TALLAHASSEE, Fla. — Florida A&M University's leader is focused on creating opportunities for FAMU and other Historically Black Colleges.
Dr. Larry Robinson is heading to Atlanta this week to participate in the 2019 National Summit for the Sustainability of HBCU's.
Robinson says the summit is designed to bring together HBCU leaders to discuss what they can do to boost the productivity and long term stability of HBCU's around the nation.
"We're talking about how can we enhance that, what more can we do? Putting our minds together, developing and forging new partnerships with the private sector and even looking deeper into the ways that we can support these essential institutions around the nation," said Robinson.
Robinson is on the organizing committee for the summit, chairing a session on public/private partnerships. The focus, building economic opportunities with the private sector that benefit the faculty, staff, students and communities that FAMU serves, like FAMU's partnership with Duke Energy developing a solar farm outside of Tampa.
"A 600 to 800 acre solar farm that will actually produce electricity that will out on the grid to service 25,000 homes," said Robinson.
The farm will not only generate financial revenue over the history of the FAMU/Duke Energy partnership, but it will also present research opportunities and access to data.
The group attending the summit this year includes about 80 HBCU presidents and chancellors, all people that Robinson hopes to learn from.
"It's a time to come out and hear from some of the key power brokers in this space and learn and develop strategies to help advance this community," said Robinson.
As FAMU turns 132-years-old in October, university officials say they look forward to a bright future while also reflecting upon the many contributions HBCU's have made throughout history to Florida and the nation.

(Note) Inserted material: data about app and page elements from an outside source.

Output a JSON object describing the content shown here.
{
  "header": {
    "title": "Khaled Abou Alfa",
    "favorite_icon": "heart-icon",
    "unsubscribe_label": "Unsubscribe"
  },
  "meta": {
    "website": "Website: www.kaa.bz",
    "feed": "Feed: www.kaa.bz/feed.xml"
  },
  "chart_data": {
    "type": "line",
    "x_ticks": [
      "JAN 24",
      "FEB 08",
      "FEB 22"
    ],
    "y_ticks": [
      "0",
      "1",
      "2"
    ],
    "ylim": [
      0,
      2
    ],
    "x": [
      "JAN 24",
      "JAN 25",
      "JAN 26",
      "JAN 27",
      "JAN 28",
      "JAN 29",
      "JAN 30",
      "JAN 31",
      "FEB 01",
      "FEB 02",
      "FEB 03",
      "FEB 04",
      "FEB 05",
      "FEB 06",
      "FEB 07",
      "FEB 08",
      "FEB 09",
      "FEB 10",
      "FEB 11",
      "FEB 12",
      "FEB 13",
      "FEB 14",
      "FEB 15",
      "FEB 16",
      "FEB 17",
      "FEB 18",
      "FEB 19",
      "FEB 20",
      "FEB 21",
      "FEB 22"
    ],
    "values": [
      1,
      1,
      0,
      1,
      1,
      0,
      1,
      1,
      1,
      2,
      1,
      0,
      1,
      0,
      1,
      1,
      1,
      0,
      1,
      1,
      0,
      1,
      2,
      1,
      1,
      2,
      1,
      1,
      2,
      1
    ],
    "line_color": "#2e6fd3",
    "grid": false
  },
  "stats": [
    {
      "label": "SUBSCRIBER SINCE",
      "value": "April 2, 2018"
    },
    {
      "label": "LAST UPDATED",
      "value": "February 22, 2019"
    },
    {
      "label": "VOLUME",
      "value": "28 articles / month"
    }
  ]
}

The 2019 National Summit for the Sustainability of HBCU's Summit is Sept. 26 and 27. For more information on the summit, click here.